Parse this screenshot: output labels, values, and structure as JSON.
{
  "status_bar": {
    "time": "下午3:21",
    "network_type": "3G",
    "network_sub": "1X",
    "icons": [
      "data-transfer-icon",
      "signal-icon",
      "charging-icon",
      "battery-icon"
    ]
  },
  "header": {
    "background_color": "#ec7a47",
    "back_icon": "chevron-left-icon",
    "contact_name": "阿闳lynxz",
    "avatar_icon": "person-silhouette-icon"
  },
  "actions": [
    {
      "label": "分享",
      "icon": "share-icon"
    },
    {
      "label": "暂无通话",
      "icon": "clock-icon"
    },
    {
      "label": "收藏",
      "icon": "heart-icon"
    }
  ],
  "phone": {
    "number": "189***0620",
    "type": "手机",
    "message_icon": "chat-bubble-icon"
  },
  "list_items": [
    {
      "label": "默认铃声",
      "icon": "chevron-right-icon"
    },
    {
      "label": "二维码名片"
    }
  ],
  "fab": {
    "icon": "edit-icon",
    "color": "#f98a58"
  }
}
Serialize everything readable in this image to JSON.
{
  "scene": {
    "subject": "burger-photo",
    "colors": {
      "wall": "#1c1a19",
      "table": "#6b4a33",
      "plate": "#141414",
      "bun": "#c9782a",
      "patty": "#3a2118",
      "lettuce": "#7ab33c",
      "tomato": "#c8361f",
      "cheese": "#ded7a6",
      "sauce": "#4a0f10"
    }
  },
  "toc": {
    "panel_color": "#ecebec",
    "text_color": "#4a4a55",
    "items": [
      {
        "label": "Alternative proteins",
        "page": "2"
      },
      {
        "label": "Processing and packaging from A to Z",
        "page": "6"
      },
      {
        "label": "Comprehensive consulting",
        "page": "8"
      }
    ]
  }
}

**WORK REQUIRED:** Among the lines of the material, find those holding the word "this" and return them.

**EXERCISE RESULT:**
Parse this screenshot: output labels, values, and structure as JSON.
Serialize everything readable in this image to JSON.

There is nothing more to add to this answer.